**Problem requirements**
Among the records that follow, count the lines with the string "this"; report only that count.

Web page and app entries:

----

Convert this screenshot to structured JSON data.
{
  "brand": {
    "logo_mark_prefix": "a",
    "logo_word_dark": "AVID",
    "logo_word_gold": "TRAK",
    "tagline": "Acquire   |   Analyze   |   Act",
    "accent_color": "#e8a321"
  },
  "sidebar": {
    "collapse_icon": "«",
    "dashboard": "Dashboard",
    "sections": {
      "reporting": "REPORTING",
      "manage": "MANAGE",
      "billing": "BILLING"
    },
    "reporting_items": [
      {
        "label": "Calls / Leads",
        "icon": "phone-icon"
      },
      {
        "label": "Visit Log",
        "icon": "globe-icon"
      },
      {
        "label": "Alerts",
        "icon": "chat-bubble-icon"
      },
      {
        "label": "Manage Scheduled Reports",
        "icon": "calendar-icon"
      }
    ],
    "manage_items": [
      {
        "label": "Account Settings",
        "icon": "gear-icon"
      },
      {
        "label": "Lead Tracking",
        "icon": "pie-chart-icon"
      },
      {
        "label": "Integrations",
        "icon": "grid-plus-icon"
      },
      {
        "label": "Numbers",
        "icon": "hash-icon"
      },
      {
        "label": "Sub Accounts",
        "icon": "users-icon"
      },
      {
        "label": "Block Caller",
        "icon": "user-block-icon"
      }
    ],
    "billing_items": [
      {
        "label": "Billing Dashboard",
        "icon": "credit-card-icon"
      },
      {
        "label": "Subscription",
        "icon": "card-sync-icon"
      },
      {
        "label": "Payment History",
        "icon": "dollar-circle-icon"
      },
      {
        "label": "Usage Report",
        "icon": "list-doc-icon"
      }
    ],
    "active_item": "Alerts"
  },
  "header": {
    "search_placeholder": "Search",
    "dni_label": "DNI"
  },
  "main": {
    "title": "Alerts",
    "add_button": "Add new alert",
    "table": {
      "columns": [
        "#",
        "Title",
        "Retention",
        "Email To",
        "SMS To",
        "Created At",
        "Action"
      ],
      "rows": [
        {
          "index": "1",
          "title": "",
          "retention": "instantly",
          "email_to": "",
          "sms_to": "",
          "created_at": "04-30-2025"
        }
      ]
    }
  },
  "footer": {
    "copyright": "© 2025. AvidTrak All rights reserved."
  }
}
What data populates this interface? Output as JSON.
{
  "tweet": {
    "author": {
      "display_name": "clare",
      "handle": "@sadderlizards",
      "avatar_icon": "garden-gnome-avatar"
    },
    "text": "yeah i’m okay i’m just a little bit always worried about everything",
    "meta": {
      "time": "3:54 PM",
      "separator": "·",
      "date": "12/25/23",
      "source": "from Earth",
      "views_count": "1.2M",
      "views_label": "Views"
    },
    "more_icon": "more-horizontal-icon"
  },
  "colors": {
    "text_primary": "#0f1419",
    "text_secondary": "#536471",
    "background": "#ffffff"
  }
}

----

**Finished task**
2